Jackaby by William Ritter: It’s a supernatural Sherlock Holmes-style book with an interesting woman at its center. Of course I’m reading it. (ebook)

Arcadia by Iain Pears: I’m a sucker for genre mashups, and this one is one of the strangest I’ve ever seen. (egalley)

Lovecraft Country by Matt Ruff: I adored The Mirage so much that I literally gasped when I saw that Ruff has a new book coming out next February. I couldn’t wait. (egalley)

Kelly Jensen 

Take The Fall by Emily Hainsworth: I’ve been waiting so patiently for Hainsworth’s second novel and I’m so thrilled this one has been compared to Twin Peaks. I’m here for thrillers with potentially dangerous romance afoot. (egalley, Feb 2016)

The Winter People by Jennifer McMahan: Horror time! I’ve had this one on my shelf since it came out in paperback earlier this year.

A.J. O’Connell 

Annihiliation by Jeff Vandermeer: Yes, yes, yes. I am here for the mystery and the abandoned Area X and the all-lady survey team, but really I am most excited because this is the first novel I’ve ever experienced as a novel. I’m about to start taking a lot of walks. (audiobook)

Ancillary Justice by Ann Lecke: I am 30 pages and already loving the way Lecke handles gender. (Paperback)

Three Moments of an Explosion by China Miéville: Short stories don’t get enough love in genre. I think the last horror/paranormal/weird short stories I read were by Lovecraft or Poe. Picked this up at the library this week. (hardcover)

Nikki Steele 

The Checklist Manifesto by Atul Gawande: Efficiency, checklists, task management? YAS. It’s so good so far. (Audio)

Big Magic by Elizabeth Gilbert: I adore Gilbert ya’ll and she is totally rocking this straightforward, no-nonsense manifesto on living a creative life. (Hardcover)

Animal Kingdom: Color Me, Draw Me by Millie Marotta: I totally don’t know if it’s appropriate to list a coloring book here, but it’s my first fancy adult one and I am loving it. (Paperback)

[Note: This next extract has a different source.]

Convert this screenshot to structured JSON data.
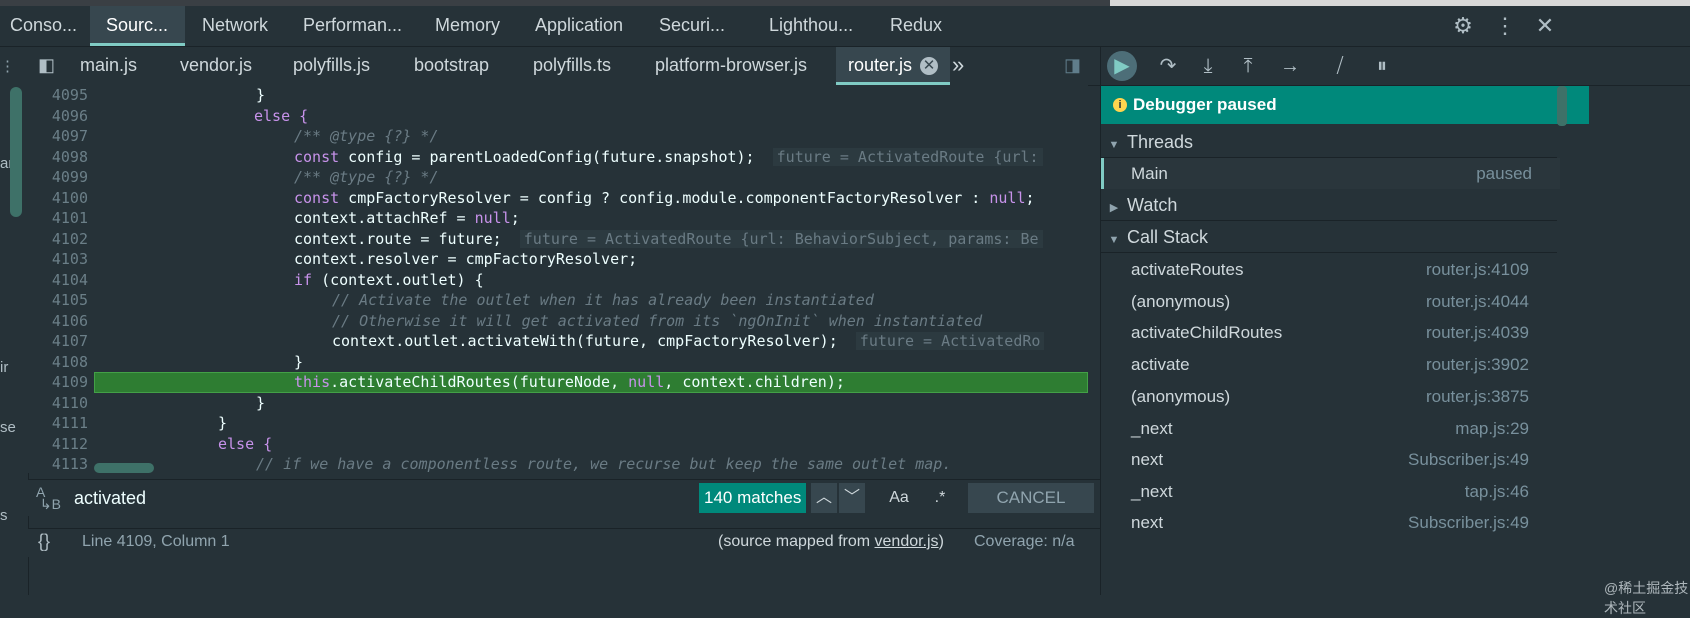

Rachel Manwill 

The Sound of Gravel by Ruth Wariner: Not quite a losing-my-religion memoir, not quite a cult memoir, a fascinating blend of both? YES. (ARC, Jan. 2016) 

As for Me

Dumplin’ by Julie Murphy: Because I’ve heard it’s totally rad and a great book about a young woman who gains some serious confidence by being herself… who wouldn’t want to read that?